Dan Jones, Mobile Editor. 1/4/2017

AT&T, Ericsson, and Qualcomm say that they are getting ready to test the initial 3GPP 5G New Radio (NR) specification in the second half of 2017.

The trio are preparing to test high-band frequencies for next-generation 5G technology, which should deliver "multi-gigabit Internet service" over the air. For the average Jane or Joe Blow on the street, this would mean an HD film downloaded wirelessly to their phone. Mobile 5G services are expected to arrive around 2020. AT&T Inc. (NYSE: T) and Verizon Communications Inc. (NYSE: VZ), however, are trying to push out fixed 5G wireless before that, with friendly trials expected this year. (See 5G in US: Will Spectrum Be the Speed Bump?)

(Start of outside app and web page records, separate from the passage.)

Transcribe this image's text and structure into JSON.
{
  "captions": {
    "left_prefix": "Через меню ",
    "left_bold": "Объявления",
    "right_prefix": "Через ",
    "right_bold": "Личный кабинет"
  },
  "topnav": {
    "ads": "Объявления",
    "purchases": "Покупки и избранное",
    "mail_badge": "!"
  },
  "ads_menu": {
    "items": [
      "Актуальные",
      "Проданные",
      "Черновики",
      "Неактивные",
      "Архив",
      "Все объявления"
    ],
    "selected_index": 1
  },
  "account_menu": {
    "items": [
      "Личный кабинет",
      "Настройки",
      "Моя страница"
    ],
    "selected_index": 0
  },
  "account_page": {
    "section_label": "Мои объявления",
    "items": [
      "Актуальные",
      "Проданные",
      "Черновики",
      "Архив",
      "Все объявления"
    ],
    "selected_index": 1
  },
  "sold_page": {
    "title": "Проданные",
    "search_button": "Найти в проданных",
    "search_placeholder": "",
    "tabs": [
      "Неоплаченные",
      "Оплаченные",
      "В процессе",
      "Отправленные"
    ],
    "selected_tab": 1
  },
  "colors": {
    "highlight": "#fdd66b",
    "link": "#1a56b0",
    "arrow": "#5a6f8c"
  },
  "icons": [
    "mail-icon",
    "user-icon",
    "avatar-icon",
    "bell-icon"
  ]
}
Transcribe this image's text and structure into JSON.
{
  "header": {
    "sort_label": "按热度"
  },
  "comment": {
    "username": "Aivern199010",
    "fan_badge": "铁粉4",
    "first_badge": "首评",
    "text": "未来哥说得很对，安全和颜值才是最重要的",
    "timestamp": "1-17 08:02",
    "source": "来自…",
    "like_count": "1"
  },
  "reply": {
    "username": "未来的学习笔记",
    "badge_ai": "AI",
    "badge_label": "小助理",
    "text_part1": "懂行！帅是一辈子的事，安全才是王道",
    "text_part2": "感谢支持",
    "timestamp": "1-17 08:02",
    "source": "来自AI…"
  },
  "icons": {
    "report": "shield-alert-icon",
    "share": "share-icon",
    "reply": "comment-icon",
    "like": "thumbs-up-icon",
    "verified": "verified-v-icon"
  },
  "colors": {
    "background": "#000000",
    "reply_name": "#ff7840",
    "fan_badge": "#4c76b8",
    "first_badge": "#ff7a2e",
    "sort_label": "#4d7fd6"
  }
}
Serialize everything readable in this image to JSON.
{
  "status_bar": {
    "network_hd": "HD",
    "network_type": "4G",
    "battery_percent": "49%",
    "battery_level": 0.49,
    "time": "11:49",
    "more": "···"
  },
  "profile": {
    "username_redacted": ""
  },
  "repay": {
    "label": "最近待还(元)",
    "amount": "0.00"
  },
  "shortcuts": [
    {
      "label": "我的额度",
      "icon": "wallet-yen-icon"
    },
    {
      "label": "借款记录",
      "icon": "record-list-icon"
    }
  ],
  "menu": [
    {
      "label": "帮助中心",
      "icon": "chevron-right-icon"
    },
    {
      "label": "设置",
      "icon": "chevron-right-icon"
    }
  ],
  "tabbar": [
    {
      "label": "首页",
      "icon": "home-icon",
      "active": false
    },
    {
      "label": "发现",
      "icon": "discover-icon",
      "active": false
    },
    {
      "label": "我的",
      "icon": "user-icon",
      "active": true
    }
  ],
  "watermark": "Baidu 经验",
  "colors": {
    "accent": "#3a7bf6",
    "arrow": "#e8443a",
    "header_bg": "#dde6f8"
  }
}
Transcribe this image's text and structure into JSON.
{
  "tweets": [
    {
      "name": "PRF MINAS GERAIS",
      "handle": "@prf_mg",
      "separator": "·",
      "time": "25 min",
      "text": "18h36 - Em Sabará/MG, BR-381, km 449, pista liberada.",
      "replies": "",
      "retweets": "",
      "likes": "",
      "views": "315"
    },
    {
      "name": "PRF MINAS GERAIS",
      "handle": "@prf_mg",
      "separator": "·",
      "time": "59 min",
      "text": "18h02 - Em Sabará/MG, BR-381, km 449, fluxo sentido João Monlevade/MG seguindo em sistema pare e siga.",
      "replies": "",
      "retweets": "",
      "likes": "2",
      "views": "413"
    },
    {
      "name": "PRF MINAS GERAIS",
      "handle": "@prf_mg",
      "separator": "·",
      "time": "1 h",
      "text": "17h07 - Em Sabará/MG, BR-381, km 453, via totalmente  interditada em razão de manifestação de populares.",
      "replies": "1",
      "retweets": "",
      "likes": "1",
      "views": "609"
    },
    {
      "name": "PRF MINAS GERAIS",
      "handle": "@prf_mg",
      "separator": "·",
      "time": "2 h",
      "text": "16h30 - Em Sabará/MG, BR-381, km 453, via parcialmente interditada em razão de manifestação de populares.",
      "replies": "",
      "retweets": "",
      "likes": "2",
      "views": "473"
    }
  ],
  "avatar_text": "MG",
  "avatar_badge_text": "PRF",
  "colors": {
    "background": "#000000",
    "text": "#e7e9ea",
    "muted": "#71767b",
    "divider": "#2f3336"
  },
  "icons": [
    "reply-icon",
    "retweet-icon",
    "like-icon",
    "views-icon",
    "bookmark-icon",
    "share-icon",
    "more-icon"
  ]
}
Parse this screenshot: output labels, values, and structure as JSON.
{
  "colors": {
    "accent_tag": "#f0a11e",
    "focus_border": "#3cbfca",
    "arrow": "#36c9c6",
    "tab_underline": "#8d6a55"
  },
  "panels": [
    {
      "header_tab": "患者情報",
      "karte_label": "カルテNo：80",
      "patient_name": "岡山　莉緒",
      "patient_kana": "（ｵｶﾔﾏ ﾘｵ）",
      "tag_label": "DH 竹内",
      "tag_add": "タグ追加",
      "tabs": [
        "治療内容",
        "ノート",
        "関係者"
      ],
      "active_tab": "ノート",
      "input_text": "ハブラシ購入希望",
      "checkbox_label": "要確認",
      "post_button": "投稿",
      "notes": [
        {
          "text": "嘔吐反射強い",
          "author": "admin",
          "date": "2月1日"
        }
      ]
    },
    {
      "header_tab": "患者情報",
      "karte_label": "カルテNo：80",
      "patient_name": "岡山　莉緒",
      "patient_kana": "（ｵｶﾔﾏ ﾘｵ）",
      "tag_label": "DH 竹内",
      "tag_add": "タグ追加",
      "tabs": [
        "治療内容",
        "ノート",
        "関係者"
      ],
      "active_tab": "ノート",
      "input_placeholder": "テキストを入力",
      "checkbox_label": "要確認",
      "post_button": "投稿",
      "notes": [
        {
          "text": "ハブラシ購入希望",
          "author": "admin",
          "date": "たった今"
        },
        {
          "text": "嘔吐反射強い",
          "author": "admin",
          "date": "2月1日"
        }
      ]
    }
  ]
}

Although 5G consumer services are still several years away, I'm glad to read that the big players in the business are far enough along that they will be conducting trials later this year.